All six schools that planned to offer the course -- Little Rock Central High School, North Little Rock High School, North Little Rock Center Of Excellence, The Academies at Jonesboro High and Jacksonville High School and eStem High School -- have said they are continuing to do so in spite of the scrutiny from the state Education Department.
In an Aug. 14 news release, the state Legislative Black Caucus had decried the course's removal from the Education Department's listings as "deeply concerning and sends a message to students in Arkansas that their African American peers are not as important and not as valued."
Their criticism at the time joined that of groups locally and nationally, including the Arkansas Education Association, the NAACP and members of the Little Rock Nine -- the first Black students to attend classes at Little Rock Central High School during the 1957 desegregation crisis.
The College Board denies that the course indoctrinates students.
"Advanced Placement African American Studies is not indoctrination, plain and simple," Holly Stepp, College Board spokeswoman, said Wednesday in an emailed statement.
"It is a college-level course rooted in the work of 300 scholars and includes facts of African-American experiences in the United States through primary sources that incorporate a combination of history, English, music, and more."
Oliva has pointed to what he described as "substantive changes" between the pilot program's first and second years, saying alterations leave questions about the nature of the course.
"We don't know what sources students have access to because it's new," he said.
While the course's framework for its second year as a pilot is available on the website of the national College Board that produced the class, a spokesman for the organization said in an email on Wednesday that individual AP teachers use that framework "to develop their own curriculum and instruction for their classes."
Although Oliva's response largely centered on questions surrounding whether course materials might violate state prohibitions, Arkansas' governor said in an interview on Fox News last week, in response to questions about the African American studies course, that the state needs to return to "the basics of teaching math, of teaching reading, writing and American history."
"We cannot perpetuate a lie to our students and push this propaganda leftist agenda, teaching our kids to hate America and hate one another," Sanders said. "It's one of the reasons that we put into law banning things like indoctrination and CRT [critical race theory]."
Oliva and representatives from the governor's office have also met with the College Board, Stepp said on Wednesday.
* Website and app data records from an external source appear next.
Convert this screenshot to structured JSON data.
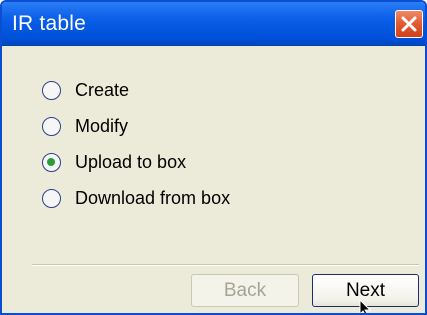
{
  "window": {
    "title": "IR table",
    "close_icon": "close-icon"
  },
  "options": [
    {
      "label": "Create",
      "selected": false
    },
    {
      "label": "Modify",
      "selected": false
    },
    {
      "label": "Upload to box",
      "selected": true
    },
    {
      "label": "Download from box",
      "selected": false
    }
  ],
  "buttons": {
    "back_label": "Back",
    "back_enabled": false,
    "next_label": "Next",
    "next_enabled": true
  },
  "colors": {
    "titlebar": "#0a5ee8",
    "close_button": "#e25a31",
    "dialog_bg": "#ecead8",
    "radio_selected": "#2a9d3a"
  },
  "cursor_icon": "mouse-pointer-icon"
}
She didn't immediately respond to a request for details regarding the meeting.